◆ AIM OF THE TASK: Working through the entries below, find how many lines include the string "header"; give only that number.

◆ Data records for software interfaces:
Segment Open

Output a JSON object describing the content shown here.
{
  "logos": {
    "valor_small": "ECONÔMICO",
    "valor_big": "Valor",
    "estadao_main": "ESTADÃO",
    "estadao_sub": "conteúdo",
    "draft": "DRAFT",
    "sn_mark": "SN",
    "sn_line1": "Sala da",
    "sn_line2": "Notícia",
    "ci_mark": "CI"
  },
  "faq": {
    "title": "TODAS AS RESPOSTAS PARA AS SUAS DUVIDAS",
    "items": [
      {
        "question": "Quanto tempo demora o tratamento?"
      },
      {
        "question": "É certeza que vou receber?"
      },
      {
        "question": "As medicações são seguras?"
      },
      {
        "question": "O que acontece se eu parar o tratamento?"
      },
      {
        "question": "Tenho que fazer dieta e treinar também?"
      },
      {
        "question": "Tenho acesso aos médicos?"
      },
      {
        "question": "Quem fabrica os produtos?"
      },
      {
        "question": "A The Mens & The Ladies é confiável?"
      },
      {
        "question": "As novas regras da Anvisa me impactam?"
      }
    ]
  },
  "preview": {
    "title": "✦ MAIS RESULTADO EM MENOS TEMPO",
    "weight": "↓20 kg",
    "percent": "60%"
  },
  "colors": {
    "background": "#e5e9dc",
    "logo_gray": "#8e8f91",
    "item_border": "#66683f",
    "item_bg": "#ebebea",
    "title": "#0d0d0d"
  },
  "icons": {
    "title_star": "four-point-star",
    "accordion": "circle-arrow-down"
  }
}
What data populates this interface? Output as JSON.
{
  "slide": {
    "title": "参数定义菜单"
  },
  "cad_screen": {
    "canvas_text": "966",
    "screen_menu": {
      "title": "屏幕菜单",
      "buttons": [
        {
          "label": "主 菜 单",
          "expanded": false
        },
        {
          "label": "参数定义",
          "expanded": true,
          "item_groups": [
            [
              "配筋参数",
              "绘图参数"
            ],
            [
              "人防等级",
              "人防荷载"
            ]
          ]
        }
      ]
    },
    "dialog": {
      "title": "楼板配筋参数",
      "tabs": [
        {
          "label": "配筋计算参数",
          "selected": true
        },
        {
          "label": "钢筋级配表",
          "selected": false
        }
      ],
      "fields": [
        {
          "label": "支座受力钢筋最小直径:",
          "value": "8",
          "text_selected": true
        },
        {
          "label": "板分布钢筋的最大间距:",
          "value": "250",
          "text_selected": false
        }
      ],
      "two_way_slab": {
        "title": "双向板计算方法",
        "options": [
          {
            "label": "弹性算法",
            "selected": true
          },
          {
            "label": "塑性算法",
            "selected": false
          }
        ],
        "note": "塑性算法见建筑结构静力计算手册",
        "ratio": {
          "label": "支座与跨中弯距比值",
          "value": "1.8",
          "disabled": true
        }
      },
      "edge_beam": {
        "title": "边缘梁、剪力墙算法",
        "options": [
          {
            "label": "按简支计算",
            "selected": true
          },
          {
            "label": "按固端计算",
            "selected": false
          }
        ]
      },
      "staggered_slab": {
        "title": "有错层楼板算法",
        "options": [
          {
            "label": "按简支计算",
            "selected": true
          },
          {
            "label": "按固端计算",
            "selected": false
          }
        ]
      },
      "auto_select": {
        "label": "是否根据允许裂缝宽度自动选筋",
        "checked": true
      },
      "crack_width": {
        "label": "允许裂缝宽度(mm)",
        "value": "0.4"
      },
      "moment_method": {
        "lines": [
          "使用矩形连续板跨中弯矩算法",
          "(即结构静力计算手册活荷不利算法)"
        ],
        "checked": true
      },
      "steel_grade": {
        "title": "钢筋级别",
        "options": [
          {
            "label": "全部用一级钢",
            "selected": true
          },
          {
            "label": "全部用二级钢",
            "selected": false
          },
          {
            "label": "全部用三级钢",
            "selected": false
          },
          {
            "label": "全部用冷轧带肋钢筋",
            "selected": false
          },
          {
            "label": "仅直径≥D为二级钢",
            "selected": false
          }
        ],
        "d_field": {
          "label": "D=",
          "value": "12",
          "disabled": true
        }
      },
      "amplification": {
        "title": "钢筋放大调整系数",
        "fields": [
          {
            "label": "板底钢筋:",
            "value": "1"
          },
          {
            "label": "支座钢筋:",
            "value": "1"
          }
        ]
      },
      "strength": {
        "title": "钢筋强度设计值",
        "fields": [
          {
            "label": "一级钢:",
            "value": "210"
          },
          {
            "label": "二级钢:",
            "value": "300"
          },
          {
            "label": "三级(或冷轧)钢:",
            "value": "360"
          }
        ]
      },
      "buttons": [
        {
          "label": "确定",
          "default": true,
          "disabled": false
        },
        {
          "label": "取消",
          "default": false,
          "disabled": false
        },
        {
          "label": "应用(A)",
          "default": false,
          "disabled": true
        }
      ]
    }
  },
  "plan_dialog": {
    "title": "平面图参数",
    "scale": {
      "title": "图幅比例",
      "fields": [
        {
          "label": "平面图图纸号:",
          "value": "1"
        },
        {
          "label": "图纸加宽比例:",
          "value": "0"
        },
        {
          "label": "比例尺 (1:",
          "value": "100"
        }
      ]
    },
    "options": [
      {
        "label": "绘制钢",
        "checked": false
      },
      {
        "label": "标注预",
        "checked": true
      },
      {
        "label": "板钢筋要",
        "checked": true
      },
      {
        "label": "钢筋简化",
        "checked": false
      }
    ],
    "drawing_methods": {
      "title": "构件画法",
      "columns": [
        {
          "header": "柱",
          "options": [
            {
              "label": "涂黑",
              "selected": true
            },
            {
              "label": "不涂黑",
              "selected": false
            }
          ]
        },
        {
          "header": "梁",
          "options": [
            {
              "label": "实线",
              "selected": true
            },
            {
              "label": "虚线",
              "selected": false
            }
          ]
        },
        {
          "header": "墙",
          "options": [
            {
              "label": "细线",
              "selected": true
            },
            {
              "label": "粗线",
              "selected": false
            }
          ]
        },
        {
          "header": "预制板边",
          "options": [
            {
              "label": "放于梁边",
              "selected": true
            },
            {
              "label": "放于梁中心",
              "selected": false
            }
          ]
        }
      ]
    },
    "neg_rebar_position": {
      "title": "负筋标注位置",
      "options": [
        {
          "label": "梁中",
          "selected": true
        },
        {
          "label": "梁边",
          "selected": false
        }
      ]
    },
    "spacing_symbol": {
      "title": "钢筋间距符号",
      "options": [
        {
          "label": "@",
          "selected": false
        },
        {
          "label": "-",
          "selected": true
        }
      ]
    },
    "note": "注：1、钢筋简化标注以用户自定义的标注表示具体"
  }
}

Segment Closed

◆ WRITTEN RESPONSE: 4